Most importantly, through a grant in 2008, we added students to the mix and remixed the team to focus on the deployment of good learning objects in gateway undergraduate courses on campus.  We selected graduate students with tech savvy and domain expertise in these courses, and they became our key and fearless collaborators on the team.  Through this teamwork, the cross-disciplinary MERLOT community of practice on campus has grown in 2009 to include chemistry, English and composition, foreign languages, mathematics, medicine, nursing education, physics, psychology, teacher education, and statistics.

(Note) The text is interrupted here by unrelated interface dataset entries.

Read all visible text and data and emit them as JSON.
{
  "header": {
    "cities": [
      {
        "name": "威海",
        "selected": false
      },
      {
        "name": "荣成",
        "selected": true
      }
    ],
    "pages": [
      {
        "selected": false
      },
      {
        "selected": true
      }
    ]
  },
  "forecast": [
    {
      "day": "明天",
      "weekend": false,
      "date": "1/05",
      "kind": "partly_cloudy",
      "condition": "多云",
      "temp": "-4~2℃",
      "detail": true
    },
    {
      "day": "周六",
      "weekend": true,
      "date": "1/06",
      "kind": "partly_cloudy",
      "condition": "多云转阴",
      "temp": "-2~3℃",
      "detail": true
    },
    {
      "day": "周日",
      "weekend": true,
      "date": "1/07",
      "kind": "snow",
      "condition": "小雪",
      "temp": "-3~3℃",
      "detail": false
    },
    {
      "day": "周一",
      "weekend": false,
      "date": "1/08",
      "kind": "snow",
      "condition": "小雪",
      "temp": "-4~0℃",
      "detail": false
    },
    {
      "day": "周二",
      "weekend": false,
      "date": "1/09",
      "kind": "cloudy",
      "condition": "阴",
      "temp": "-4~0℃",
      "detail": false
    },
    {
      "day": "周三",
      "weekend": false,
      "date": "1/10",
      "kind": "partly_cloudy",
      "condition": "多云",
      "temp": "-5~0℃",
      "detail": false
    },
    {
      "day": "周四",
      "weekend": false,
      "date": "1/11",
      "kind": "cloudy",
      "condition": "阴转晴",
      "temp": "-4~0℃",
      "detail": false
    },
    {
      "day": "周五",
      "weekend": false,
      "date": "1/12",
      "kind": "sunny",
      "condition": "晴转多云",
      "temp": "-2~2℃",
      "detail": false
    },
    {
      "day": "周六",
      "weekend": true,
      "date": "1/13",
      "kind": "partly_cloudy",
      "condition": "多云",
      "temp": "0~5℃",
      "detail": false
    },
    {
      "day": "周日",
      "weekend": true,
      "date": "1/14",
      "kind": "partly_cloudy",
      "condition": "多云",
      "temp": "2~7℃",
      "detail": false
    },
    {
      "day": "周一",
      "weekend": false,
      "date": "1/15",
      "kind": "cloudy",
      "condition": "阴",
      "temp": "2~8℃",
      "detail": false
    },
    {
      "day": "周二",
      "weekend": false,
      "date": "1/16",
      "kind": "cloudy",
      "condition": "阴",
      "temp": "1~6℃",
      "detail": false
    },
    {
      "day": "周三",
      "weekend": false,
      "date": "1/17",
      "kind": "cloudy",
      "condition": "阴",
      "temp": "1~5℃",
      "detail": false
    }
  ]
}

My point is simple.  If you’re a “lone ranger” on campus for MERLOT, and you want to see greater impact at your institution, my advice is “Get a Team!”  A team always wins.  Furthermore, make students the key collaborators on the team and, if at all possible, bring them to the MIC!

By Victor Wong, University of Michigan

Here’s a preview of the MIC 2009 presentations and workshop by faculty, staff, and students from the University of Michigan.  The graduate students, as key collaborators in this team effort, are in italics.

Joel Vaughan, Dave Childers, and Brenda Gunderson, “Bottom Up Faculty Development”, Saturday, 10:00 – 10:30 am

Jay Holden, “Creating an Interdisciplinary Collection of Learning Objects to address Basic Skills”, Saturday, 10:45 – 11:15am.

Irene Knokh, “Baby Steps, Introducing Instructional Technology”, Saturday, 10:45 – 11:15am

2-hours Hands-on Workshop:
Perry Samson, “Let Them Bring Their Laptops!  Incorporating Learning Objects into Lecture”.  Saturday, 1:30 – 3:30pm

Michigan MERLOT Team Award Presentation:
Nancy Kerner, Brenda Gunderson, Brian Malley, Lynne Crandall, “Innovative Use of MERLOT”, Saturday, 2:15 – 2:45pm

Tanya Breault and Nancy Kerner, “The Process of Integrating Learning Resources into a Large Introductory Course, Saturday, 5:30 – 6:00 pm

Perry Samson, “New Evidence from the Trenches: Laptops are Good!”, Saturday, 5:30 – 6:00pm

Plenary Presentation:
Carl Berger, “Recognition, Reward, and Tenure: You’ve Got to be Kidding!”, Sunday, 8:00 – 9:30am

Dave Childers, Joel Vaughan, and Brenda Gunderson, “Make them YOURS: How to Package LOs”, Sunday, 10:00 – 10:30 am

Jonathan Maybaum, “Giving and Getting Credit Where Credit is Due”, Sunday, 10:00 – 10:30am

Porscha McRobbie, “Actualization of mathematical and abstract subjects using computer-based guided tutorials”, Sunday 10:00 – 10:30 am